Still, your bread and water (and you meat and wine, is that too much to hope for?) is as good as any palace of Thebes, especially to a man who has wandered the mountains and valleys, friendless, despised by all you meet. Drinking rainwater, eating grass and dead leaves. Call no man happy until he is dead, but call no man unhappy until he has fallen to the state of a non-man, a void walking on the face of the earth.
No, you mustn’t have heard of me. You have that mountain look about you, and yet you have not the suspicious looks of hill folk. Looking at your house, filthy and decrepit, your straggly kids and goats, your children, thin and with flies flying around, I wonder about you. Some youngest son, some weakling, some fool or incompetent, given the worst land and marrying the ugliest woman. You are too stupid to resent we when I speak the obvious truth. You were certainly not born for great things, great things like seeing your sister marry her son, and seeing the blood of your own son shooting out, his own blood pumping through the air onto my own face, after dashing his own sword into his neck. Or great things like seeing your wife dead, her corpse still warm, after hanging herself on a silken cord.
You look puzzled still, puzzled and a little horrified. Horror has fascination as its root. You are desperate to know more, I see, despite the anger you feel you should feel at me. More about Oedipus and Haemon and Antigone and Eurydice and Antigone and Oedipus and Jocasta and Laius and Oedipus and Jocasta and Antigone and Oedipus and Oedipus and Oedipus and Oedipus…
To hades with them! Anyway. I apologise. They have followed me here, its true. There are Furies, although they are not women. They are your own thoughts, your own self. I apologise too, for looking down on you. Simple! Untutored in the way of the world! What a glorious condition, how noble, how admirable. Looking at you, honest farmer, and your wife, beautiful in her own way, I envy you. Envy in the noblest, truest sense. I wish my life was like yours.

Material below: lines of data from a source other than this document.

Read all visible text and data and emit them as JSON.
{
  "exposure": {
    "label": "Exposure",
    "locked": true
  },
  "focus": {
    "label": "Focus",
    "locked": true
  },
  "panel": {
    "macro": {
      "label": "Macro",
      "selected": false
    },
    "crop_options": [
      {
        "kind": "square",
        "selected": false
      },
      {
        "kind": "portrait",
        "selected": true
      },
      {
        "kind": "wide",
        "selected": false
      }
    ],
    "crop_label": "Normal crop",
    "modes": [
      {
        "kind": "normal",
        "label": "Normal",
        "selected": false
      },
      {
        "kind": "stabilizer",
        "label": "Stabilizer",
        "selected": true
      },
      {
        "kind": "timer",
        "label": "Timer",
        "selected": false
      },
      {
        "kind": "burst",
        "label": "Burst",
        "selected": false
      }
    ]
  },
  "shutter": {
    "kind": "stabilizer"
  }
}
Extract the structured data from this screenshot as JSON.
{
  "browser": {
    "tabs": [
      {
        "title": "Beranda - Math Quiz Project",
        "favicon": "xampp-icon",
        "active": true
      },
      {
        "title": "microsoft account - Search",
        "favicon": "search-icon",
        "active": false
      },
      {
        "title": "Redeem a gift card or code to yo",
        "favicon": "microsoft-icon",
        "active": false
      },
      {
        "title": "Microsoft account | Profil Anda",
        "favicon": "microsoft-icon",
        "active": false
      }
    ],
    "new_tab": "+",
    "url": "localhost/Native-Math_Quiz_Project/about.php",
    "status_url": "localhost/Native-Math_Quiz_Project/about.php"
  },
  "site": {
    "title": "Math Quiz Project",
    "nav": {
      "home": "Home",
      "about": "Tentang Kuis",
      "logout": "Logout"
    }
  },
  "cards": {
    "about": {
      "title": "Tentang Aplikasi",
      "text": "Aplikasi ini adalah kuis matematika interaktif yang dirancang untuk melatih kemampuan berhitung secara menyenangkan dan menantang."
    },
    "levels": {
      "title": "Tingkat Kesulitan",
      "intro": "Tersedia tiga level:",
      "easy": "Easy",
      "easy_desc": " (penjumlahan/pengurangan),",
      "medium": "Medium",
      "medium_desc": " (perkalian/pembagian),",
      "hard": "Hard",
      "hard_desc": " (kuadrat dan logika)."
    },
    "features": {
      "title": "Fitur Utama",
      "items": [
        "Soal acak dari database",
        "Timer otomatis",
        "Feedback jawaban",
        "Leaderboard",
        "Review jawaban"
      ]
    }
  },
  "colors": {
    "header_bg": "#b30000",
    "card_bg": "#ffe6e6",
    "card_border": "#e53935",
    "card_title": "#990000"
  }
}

I want to propose something. I know people of your sort are hospitable naturally, it is the way of the mountain folk, even the most flinty-eyed of them, to give freely of their own to travellers. I have not slept in one place for two nights following for many a weary night. I would be glad of the rest. In return, I wish to tell you my story. You will speak of it, I know, the rest of your days, and you will remember on your death bed not your stupid, slow children, or the scrabble to make something out of your dry tract, but the days you hosted me.
Yes, the true history of Creon. King of Thebes. Uncle of Oedipus, also Brother-in-law of Oedipus. As I said. Uncle of Antigone, also Great-Uncle of Antigone. As I said. Father of Haemon, Husband of Eurydice. The man who cleaned up after the House of Laius. The man who went too far, I admit. The man who ruined his whole life.